Jason and Sonia checking out the scene

impressive spiral bank building

... a photo record of Panamá City's astonishing public transport buses...

this one was a favorite for the irony of Obama and Chavez side-by-side; other buses featured airbrushed versions of Jenifer Lopez, Roberto Duran, amongst others, in this space

wouldn't be complete without the epic space/Tolkien- inspired artwork

woman cop near Plaza 5 de Mayo

... scenes from El Peatonal, the pedestrian thoroughfare in the city...

... the brightly-attired women are indigenous Kuna Yala, from the Comarca Kuna Yala.  We will be passing there shortly on our way to Colombia...

a common sight in downtown Panamá: endless shopping lines

buying beer... for a baseball game:
nearly empty National Stadium, for a Panamá Metros-Bocas del Toro game.  Clearly not the same ambience as a Nicaraguan game.

the Bocas mascot was the most exciting thing happening on a night where we counted only about 350 spectators in a stadium with 29000 capacity.

Sonia and Jason in the crowded bleacher seats

papayas and plantains growing behind the center field fence


Anonymous said...

Another great blog Jeff. What a journey and so well documented
Maureen x

mike said...

Still living through "the looking glass" or your blog.
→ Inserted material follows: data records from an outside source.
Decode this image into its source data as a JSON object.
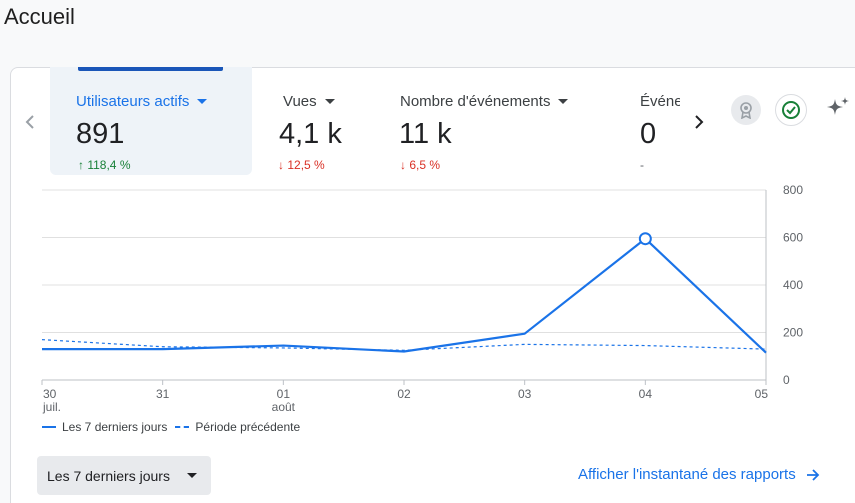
{
  "page": {
    "title": "Accueil"
  },
  "metrics": [
    {
      "label": "Utilisateurs actifs",
      "value": "891",
      "delta": "118,4 %",
      "trend": "up",
      "active": true
    },
    {
      "label": "Vues",
      "value": "4,1 k",
      "delta": "12,5 %",
      "trend": "down",
      "active": false
    },
    {
      "label": "Nombre d'événements",
      "value": "11 k",
      "delta": "6,5 %",
      "trend": "down",
      "active": false
    },
    {
      "label": "Événe",
      "value": "0",
      "delta": "-",
      "trend": "neutral",
      "active": false
    }
  ],
  "icons": {
    "prev": "chevron-left-icon",
    "next": "chevron-right-icon",
    "award": "award-icon",
    "check": "check-circle-icon",
    "sparkle": "sparkle-icon"
  },
  "colors": {
    "accent": "#1a73e8",
    "up": "#188038",
    "down": "#d93025"
  },
  "chart_data": {
    "type": "line",
    "categories": [
      "30 juil.",
      "31",
      "01 août",
      "02",
      "03",
      "04",
      "05"
    ],
    "x_tick_labels": [
      [
        "30",
        "juil."
      ],
      [
        "31"
      ],
      [
        "01",
        "août"
      ],
      [
        "02"
      ],
      [
        "03"
      ],
      [
        "04"
      ],
      [
        "05"
      ]
    ],
    "y_ticks": [
      "800",
      "600",
      "400",
      "200",
      "0"
    ],
    "ylim": [
      0,
      800
    ],
    "grid": true,
    "series": [
      {
        "name": "Les 7 derniers jours",
        "values": [
          130,
          130,
          145,
          120,
          195,
          595,
          115
        ],
        "style": "solid",
        "color": "#1a73e8"
      },
      {
        "name": "Période précédente",
        "values": [
          170,
          140,
          135,
          125,
          150,
          145,
          130
        ],
        "style": "dashed",
        "color": "#1a73e8"
      }
    ],
    "highlight_point_index": 5,
    "legend_position": "bottom-left"
  },
  "range": {
    "label": "Les 7 derniers jours"
  },
  "report_link": {
    "label": "Afficher l'instantané des rapports"
  }
}
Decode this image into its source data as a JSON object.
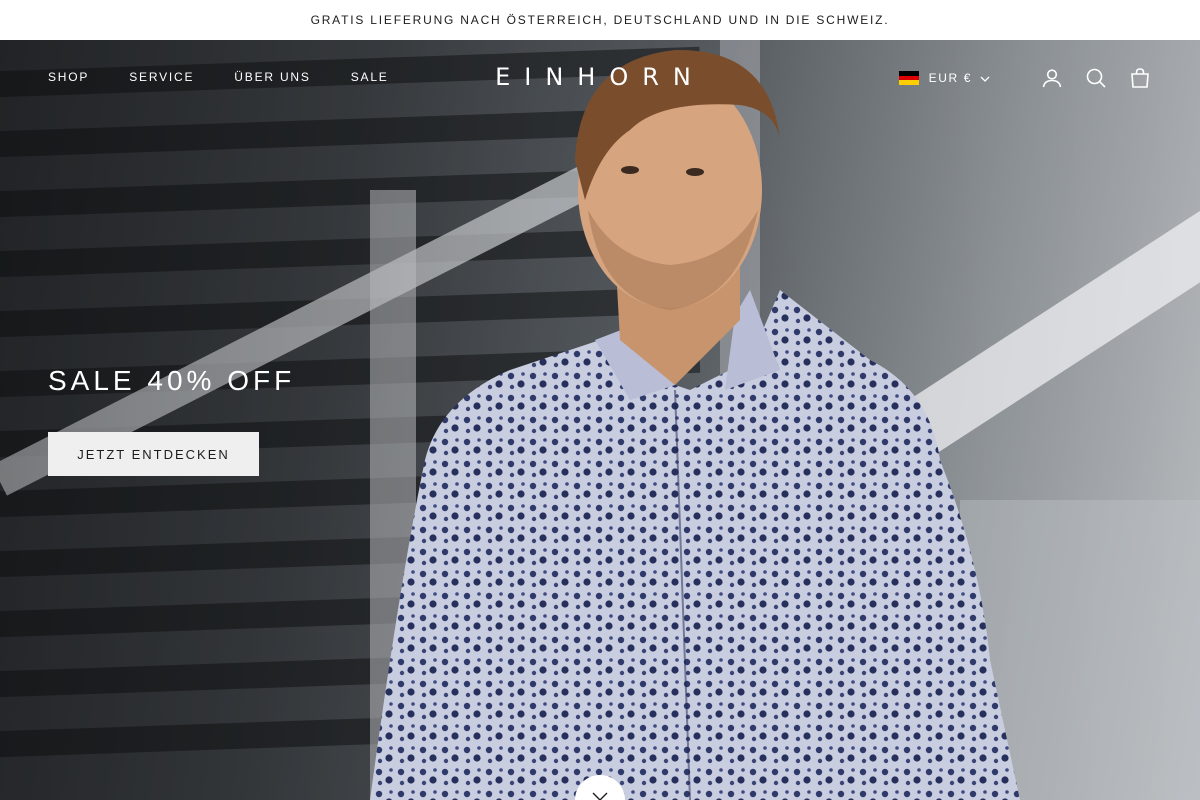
{
  "announcement": {
    "text": "GRATIS LIEFERUNG NACH ÖSTERREICH, DEUTSCHLAND UND IN DIE SCHWEIZ."
  },
  "header": {
    "nav": [
      {
        "label": "SHOP"
      },
      {
        "label": "SERVICE"
      },
      {
        "label": "ÜBER UNS"
      },
      {
        "label": "SALE"
      }
    ],
    "logo": "EINHORN",
    "currency": {
      "label": "EUR €",
      "flag": "germany-flag",
      "flag_colors": [
        "#000000",
        "#dd0000",
        "#ffce00"
      ]
    },
    "icons": [
      "account-icon",
      "search-icon",
      "cart-icon"
    ]
  },
  "hero": {
    "title": "SALE 40% OFF",
    "cta_label": "JETZT ENTDECKEN",
    "scroll_icon": "chevron-down-icon"
  },
  "colors": {
    "text_dark": "#1c1c1c",
    "cta_bg": "#efefef",
    "shirt_navy": "#2f3a6a"
  }
}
I think a book is in order, or at least a "how to travel by bike" great job people, your blog takes my mind off the 50 clients who want work done yesterday.
LOVE IT! surfer mike from madera....I'll keep the beer cold for you.............peace